## RECORDS PROVIDED
┄┄┄┄┄┄
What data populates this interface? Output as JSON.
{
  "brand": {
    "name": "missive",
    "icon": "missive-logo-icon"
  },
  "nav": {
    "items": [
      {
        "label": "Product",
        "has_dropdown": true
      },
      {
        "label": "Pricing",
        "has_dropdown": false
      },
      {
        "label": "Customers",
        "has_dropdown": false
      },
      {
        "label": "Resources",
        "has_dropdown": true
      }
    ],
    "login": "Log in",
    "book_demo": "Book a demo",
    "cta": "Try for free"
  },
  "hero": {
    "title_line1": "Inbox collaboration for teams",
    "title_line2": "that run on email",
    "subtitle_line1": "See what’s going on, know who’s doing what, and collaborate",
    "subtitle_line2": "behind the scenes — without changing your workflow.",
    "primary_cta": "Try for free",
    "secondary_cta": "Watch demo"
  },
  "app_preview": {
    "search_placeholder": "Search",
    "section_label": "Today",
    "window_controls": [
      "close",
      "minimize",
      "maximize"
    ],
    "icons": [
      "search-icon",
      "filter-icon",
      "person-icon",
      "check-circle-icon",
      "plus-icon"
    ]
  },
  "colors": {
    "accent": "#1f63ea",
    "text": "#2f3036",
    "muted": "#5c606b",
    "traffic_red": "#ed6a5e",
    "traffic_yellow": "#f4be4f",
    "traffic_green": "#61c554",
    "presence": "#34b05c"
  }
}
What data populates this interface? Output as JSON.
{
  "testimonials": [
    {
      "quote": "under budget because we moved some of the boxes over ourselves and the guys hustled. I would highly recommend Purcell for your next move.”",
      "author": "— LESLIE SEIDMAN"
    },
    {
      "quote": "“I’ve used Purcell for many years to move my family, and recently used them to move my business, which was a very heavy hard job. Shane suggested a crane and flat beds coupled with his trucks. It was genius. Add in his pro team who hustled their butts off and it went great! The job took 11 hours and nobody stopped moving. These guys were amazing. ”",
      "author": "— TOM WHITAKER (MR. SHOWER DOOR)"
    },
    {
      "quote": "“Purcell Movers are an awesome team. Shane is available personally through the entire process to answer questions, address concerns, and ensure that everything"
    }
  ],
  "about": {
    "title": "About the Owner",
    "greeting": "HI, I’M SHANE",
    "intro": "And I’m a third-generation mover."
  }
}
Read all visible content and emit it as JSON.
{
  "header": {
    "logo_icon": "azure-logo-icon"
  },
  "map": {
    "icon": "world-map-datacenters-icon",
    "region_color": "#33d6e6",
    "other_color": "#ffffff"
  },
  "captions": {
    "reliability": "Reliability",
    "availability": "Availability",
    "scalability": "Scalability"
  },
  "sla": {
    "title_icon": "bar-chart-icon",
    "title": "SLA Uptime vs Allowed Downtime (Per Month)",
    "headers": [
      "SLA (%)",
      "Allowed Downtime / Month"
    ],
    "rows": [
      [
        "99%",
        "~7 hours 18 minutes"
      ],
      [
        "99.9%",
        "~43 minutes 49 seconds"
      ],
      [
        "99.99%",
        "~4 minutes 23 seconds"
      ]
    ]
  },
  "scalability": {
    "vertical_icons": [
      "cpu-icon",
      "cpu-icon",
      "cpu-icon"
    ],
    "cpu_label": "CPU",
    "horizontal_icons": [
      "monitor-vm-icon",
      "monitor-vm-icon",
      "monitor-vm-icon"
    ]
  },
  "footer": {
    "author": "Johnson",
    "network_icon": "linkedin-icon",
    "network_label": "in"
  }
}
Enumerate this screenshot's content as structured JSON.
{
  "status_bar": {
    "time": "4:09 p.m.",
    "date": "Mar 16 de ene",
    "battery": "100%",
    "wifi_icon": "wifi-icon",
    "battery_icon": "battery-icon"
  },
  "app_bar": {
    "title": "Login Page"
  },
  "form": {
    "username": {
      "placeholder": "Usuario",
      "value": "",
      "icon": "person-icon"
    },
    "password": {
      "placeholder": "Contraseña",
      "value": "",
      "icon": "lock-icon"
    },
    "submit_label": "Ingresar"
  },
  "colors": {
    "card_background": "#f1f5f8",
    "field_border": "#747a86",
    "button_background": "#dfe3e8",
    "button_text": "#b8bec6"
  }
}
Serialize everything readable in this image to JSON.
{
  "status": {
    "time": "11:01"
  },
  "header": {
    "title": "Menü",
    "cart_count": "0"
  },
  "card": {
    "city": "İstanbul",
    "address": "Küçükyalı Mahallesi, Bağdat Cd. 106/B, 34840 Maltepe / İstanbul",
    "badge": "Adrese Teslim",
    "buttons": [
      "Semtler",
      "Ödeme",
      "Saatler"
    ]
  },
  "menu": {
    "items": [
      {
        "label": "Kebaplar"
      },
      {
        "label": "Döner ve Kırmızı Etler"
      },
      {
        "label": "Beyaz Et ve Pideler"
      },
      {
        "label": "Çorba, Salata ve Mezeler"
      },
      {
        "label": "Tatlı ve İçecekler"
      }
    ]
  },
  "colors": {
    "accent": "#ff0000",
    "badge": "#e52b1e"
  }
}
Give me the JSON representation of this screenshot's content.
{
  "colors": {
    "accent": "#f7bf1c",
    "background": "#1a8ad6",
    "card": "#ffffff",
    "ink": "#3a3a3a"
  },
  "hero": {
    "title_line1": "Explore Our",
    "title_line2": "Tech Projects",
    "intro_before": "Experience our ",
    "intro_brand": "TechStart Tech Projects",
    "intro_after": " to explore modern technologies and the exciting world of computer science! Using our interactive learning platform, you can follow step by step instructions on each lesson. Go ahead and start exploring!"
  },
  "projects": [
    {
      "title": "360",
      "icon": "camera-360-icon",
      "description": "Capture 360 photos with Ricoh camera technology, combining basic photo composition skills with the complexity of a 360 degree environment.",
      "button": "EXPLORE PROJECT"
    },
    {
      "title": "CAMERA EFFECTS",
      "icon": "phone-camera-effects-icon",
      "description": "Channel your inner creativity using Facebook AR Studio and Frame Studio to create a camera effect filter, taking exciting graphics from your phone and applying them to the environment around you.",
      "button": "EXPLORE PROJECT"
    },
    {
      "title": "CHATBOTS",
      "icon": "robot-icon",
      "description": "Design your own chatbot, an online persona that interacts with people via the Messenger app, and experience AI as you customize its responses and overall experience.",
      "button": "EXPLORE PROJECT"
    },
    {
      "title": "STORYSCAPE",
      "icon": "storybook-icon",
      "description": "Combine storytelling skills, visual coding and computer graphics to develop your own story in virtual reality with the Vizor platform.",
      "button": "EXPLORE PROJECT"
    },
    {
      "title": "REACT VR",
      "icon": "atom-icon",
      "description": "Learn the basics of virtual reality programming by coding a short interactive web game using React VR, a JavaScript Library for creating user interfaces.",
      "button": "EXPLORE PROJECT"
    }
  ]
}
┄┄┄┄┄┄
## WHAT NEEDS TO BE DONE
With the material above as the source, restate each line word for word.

## WRITTEN SOLUTION
What data populates this interface? Output as JSON.
{
  "brand": {
    "name": "missive",
    "icon": "missive-logo-icon"
  },
  "nav": {
    "items": [
      {
        "label": "Product",
        "has_dropdown": true
      },
      {
        "label": "Pricing",
        "has_dropdown": false
      },
      {
        "label": "Customers",
        "has_dropdown": false
      },
      {
        "label": "Resources",
        "has_dropdown": true
      }
    ],
    "login": "Log in",
    "book_demo": "Book a demo",
    "cta": "Try for free"
  },
  "hero": {
    "title_line1": "Inbox collaboration for teams",
    "title_line2": "that run on email",
    "subtitle_line1": "See what’s going on, know who’s doing what, and collaborate",
    "subtitle_line2": "behind the scenes — without changing your workflow.",
    "primary_cta": "Try for free",
    "secondary_cta": "Watch demo"
  },
  "app_preview": {
    "search_placeholder": "Search",
    "section_label": "Today",
    "window_controls": [
      "close",
      "minimize",
      "maximize"
    ],
    "icons": [
      "search-icon",
      "filter-icon",
      "person-icon",
      "check-circle-icon",
      "plus-icon"
    ]
  },
  "colors": {
    "accent": "#1f63ea",
    "text": "#2f3036",
    "muted": "#5c606b",
    "traffic_red": "#ed6a5e",
    "traffic_yellow": "#f4be4f",
    "traffic_green": "#61c554",
    "presence": "#34b05c"
  }
}
What data populates this interface? Output as JSON.
{
  "testimonials": [
    {
      "quote": "under budget because we moved some of the boxes over ourselves and the guys hustled. I would highly recommend Purcell for your next move.”",
      "author": "— LESLIE SEIDMAN"
    },
    {
      "quote": "“I’ve used Purcell for many years to move my family, and recently used them to move my business, which was a very heavy hard job. Shane suggested a crane and flat beds coupled with his trucks. It was genius. Add in his pro team who hustled their butts off and it went great! The job took 11 hours and nobody stopped moving. These guys were amazing. ”",
      "author": "— TOM WHITAKER (MR. SHOWER DOOR)"
    },
    {
      "quote": "“Purcell Movers are an awesome team. Shane is available personally through the entire process to answer questions, address concerns, and ensure that everything"
    }
  ],
  "about": {
    "title": "About the Owner",
    "greeting": "HI, I’M SHANE",
    "intro": "And I’m a third-generation mover."
  }
}
Read all visible content and emit it as JSON.
{
  "header": {
    "logo_icon": "azure-logo-icon"
  },
  "map": {
    "icon": "world-map-datacenters-icon",
    "region_color": "#33d6e6",
    "other_color": "#ffffff"
  },
  "captions": {
    "reliability": "Reliability",
    "availability": "Availability",
    "scalability": "Scalability"
  },
  "sla": {
    "title_icon": "bar-chart-icon",
    "title": "SLA Uptime vs Allowed Downtime (Per Month)",
    "headers": [
      "SLA (%)",
      "Allowed Downtime / Month"
    ],
    "rows": [
      [
        "99%",
        "~7 hours 18 minutes"
      ],
      [
        "99.9%",
        "~43 minutes 49 seconds"
      ],
      [
        "99.99%",
        "~4 minutes 23 seconds"
      ]
    ]
  },
  "scalability": {
    "vertical_icons": [
      "cpu-icon",
      "cpu-icon",
      "cpu-icon"
    ],
    "cpu_label": "CPU",
    "horizontal_icons": [
      "monitor-vm-icon",
      "monitor-vm-icon",
      "monitor-vm-icon"
    ]
  },
  "footer": {
    "author": "Johnson",
    "network_icon": "linkedin-icon",
    "network_label": "in"
  }
}
Enumerate this screenshot's content as structured JSON.
{
  "status_bar": {
    "time": "4:09 p.m.",
    "date": "Mar 16 de ene",
    "battery": "100%",
    "wifi_icon": "wifi-icon",
    "battery_icon": "battery-icon"
  },
  "app_bar": {
    "title": "Login Page"
  },
  "form": {
    "username": {
      "placeholder": "Usuario",
      "value": "",
      "icon": "person-icon"
    },
    "password": {
      "placeholder": "Contraseña",
      "value": "",
      "icon": "lock-icon"
    },
    "submit_label": "Ingresar"
  },
  "colors": {
    "card_background": "#f1f5f8",
    "field_border": "#747a86",
    "button_background": "#dfe3e8",
    "button_text": "#b8bec6"
  }
}
Serialize everything readable in this image to JSON.
{
  "status": {
    "time": "11:01"
  },
  "header": {
    "title": "Menü",
    "cart_count": "0"
  },
  "card": {
    "city": "İstanbul",
    "address": "Küçükyalı Mahallesi, Bağdat Cd. 106/B, 34840 Maltepe / İstanbul",
    "badge": "Adrese Teslim",
    "buttons": [
      "Semtler",
      "Ödeme",
      "Saatler"
    ]
  },
  "menu": {
    "items": [
      {
        "label": "Kebaplar"
      },
      {
        "label": "Döner ve Kırmızı Etler"
      },
      {
        "label": "Beyaz Et ve Pideler"
      },
      {
        "label": "Çorba, Salata ve Mezeler"
      },
      {
        "label": "Tatlı ve İçecekler"
      }
    ]
  },
  "colors": {
    "accent": "#ff0000",
    "badge": "#e52b1e"
  }
}
Give me the JSON representation of this screenshot's content.
{
  "colors": {
    "accent": "#f7bf1c",
    "background": "#1a8ad6",
    "card": "#ffffff",
    "ink": "#3a3a3a"
  },
  "hero": {
    "title_line1": "Explore Our",
    "title_line2": "Tech Projects",
    "intro_before": "Experience our ",
    "intro_brand": "TechStart Tech Projects",
    "intro_after": " to explore modern technologies and the exciting world of computer science! Using our interactive learning platform, you can follow step by step instructions on each lesson. Go ahead and start exploring!"
  },
  "projects": [
    {
      "title": "360",
      "icon": "camera-360-icon",
      "description": "Capture 360 photos with Ricoh camera technology, combining basic photo composition skills with the complexity of a 360 degree environment.",
      "button": "EXPLORE PROJECT"
    },
    {
      "title": "CAMERA EFFECTS",
      "icon": "phone-camera-effects-icon",
      "description": "Channel your inner creativity using Facebook AR Studio and Frame Studio to create a camera effect filter, taking exciting graphics from your phone and applying them to the environment around you.",
      "button": "EXPLORE PROJECT"
    },
    {
      "title": "CHATBOTS",
      "icon": "robot-icon",
      "description": "Design your own chatbot, an online persona that interacts with people via the Messenger app, and experience AI as you customize its responses and overall experience.",
      "button": "EXPLORE PROJECT"
    },
    {
      "title": "STORYSCAPE",
      "icon": "storybook-icon",
      "description": "Combine storytelling skills, visual coding and computer graphics to develop your own story in virtual reality with the Vizor platform.",
      "button": "EXPLORE PROJECT"
    },
    {
      "title": "REACT VR",
      "icon": "atom-icon",
      "description": "Learn the basics of virtual reality programming by coding a short interactive web game using React VR, a JavaScript Library for creating user interfaces.",
      "button": "EXPLORE PROJECT"
    }
  ]
}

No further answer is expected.